Getting The Best From Your Structured Data
Developing schema markup (or structured data) for your website is a fundamental process in SEO that helps search bots understand your web pages better. As a result and if implemented correctly, schema markup can provide you with exponential growth and visibility from rich to featured snippets, helping to steer your website towards the top of SERPs.
The key to gaining these added benefits is understanding how, why and when to implement the semantic markup to your website. After all, the competition for these illustrious snippets is fierce and dedicating time and budget to the cause has to be worthwhile.
Is it realistic to get snippets from schema markup?
The simple answer to this question is yes! All good SEO comes from a base of having conducted comprehensive research. By research, I am referring to keyword research, competitor research and audience research. Without knowing how your target audience is searching, why your competitors are targeting particular keywords and when these trends are peaking, you are going to have a difficult time getting new and relevant traffic to your website.
If you haven’t covered these bases, schema markup is not an area you will want to advance in at this stage, due to its need for consistent and well researched data.
Optimising your website for structured data can be tricky but it can be made significantly easier with well built page templates that allow for consistent identifier attributes that signal where relevant data points can be found. Making sure your pages also have great on-page optimisation and content will open up opportunities with structured data.
What is the best way to implement schema markup?
Using JSON Schema
Using JSON schema language to markup a page on your website is an effective method to create verified structured data. For SEOs and site owners looking to adapt pages to have relevant markup without needing to change templates in HTML, this may be the solution for you.
Through the use of a tool like Google Tag Manager you can utilise ID or CSS selectors on pages that contain the data you would like to serve for given attributes. Making a set of these data attributes or variables will help you form the basis of your schema tag, which you can then select to fire only on relevant pages.
I prefer this method for websites where changing page templates is not a process that can be completed without great difficulty because of:
- Time and budget constraints.
- Issues with site complexity.
Using HTML Markup (Microdata)
This should be cited as the safer way to implement schema markup to your pages with John Mueller of Google discussing structured data benefits on Twitter recently:
From this we can determine that Google prefers HTML structured data markup on-page over JSON/GTM implementation and this method does have many benefits.
By hard-coding your markup on page templates, you have the ability to save on adding additional resources that could affect page speeds and site performance. With Google’s May 2021 core update focusing specifically on page experience, it’s certainly not a bad idea to be thinking about how much resource could be saved by reducing the need for third party elements and excess scripts.
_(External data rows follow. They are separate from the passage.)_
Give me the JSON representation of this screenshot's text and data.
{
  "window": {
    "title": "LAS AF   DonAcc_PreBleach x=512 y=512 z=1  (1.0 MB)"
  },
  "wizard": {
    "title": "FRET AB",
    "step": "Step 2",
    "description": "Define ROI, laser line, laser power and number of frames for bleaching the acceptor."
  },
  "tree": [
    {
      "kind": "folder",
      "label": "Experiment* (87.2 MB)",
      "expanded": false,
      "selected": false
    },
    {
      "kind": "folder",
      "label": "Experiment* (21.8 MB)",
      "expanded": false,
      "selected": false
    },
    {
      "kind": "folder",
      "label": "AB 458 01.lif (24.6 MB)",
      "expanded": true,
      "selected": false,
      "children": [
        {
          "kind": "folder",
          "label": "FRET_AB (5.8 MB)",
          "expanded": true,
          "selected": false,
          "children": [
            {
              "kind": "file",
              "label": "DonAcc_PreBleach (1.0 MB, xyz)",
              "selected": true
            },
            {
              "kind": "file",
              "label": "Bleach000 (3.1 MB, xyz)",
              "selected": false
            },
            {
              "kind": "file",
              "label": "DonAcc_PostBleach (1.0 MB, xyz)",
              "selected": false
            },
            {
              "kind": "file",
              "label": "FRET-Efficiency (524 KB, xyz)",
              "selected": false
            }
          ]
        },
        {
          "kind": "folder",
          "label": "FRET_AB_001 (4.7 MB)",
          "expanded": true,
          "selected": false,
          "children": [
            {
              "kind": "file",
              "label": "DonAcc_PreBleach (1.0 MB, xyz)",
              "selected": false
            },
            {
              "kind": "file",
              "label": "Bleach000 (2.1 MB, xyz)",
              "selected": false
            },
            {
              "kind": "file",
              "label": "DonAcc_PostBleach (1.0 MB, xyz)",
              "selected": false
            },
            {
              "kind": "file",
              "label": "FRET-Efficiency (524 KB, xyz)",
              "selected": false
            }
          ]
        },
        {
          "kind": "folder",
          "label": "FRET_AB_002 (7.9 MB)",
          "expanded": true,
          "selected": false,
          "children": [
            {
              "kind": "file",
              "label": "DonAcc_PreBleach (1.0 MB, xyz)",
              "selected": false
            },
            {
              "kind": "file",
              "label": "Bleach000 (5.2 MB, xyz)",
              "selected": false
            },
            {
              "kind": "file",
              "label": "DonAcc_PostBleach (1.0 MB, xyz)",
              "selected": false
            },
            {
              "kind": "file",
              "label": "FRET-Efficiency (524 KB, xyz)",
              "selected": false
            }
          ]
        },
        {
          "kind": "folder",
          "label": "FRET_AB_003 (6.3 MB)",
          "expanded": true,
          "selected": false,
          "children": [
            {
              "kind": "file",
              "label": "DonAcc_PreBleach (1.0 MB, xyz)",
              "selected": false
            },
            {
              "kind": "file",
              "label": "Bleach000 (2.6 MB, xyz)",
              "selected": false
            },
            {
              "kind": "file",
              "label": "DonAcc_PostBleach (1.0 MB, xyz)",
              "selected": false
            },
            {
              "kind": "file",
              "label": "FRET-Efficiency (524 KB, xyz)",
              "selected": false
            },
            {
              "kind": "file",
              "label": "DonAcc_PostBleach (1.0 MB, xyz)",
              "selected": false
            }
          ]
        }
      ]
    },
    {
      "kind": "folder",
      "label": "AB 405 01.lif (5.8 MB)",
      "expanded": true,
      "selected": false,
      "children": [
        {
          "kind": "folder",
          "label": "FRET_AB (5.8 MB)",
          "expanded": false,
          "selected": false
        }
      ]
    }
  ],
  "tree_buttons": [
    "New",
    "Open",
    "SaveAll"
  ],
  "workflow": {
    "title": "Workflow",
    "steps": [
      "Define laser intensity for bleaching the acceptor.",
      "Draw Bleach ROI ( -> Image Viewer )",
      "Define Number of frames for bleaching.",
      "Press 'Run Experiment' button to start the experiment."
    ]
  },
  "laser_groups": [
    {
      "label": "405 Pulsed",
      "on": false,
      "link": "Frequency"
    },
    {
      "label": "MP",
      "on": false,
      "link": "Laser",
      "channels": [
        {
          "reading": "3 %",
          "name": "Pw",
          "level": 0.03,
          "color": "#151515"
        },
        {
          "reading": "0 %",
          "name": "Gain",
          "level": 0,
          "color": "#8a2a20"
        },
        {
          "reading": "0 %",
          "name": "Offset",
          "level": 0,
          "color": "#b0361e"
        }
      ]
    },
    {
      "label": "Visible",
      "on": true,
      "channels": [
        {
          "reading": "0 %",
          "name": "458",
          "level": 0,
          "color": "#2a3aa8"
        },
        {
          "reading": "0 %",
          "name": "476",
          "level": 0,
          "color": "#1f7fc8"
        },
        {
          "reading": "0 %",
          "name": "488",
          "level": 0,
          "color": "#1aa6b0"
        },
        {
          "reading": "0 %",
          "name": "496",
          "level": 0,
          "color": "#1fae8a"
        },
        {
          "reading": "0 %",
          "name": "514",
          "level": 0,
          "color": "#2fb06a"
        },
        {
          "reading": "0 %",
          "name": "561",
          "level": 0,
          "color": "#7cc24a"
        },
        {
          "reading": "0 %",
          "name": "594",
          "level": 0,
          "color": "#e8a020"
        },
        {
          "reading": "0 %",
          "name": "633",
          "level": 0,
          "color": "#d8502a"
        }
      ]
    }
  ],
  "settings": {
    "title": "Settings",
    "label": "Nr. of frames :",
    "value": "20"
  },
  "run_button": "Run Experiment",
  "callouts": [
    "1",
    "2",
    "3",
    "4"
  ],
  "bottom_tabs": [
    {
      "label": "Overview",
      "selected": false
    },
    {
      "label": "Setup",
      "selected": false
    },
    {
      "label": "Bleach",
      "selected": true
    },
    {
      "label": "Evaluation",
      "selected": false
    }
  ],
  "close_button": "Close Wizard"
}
Also, building your site with structured data in mind can help keep your page templates lean, the data consistent and content concise. You will likely require the help of a developer to implement the structured data correctly on-page and additional changes could mean that rising costs surface. However, if you are happy to spend building a site that’s incredibly future-proof, this would be the way to go.
What are common types of schema markup?
We continue to see a rising number of structured data sets being created for a variety of purposes. Some of the most common schema implementations that are available to use are:
- Article – If you’re a publisher, using ‘Article’ markup can provide you with enhanced snippets in Google’s news aggregator feed.
- Product – If you’re an e-commerce business, using ‘Product’ markup can offer rich snippets including price and stock information for your goods.
- Local Business – ‘Local Business’ markup helps display Google’s Knowledge Panel with map listings and company information to the end user.
- Video – If your site contains a lot of video content, you can use ‘Video’ markup in conjunction with other schema to feature in places like Google Discover and at the top of SERPs for featured snippets or “position zero” spots.
Develop, Test, Implement, Iterate
Structured data is an evolving landscape and therefore always requires iteration in order to achieve constant results. Looking at how search engines develop their use of structured data will help you decide how, why and when you need to implement schema.
The key to all good schema markup is testing, what works for one website or page template may not work for another. Luckily, Google provides a Rich Results Test tool to help you experiment with your structured data sets, as well as having the ability to test the markup of your competitors. Why not give it a go and start working on your schema skills in 2021.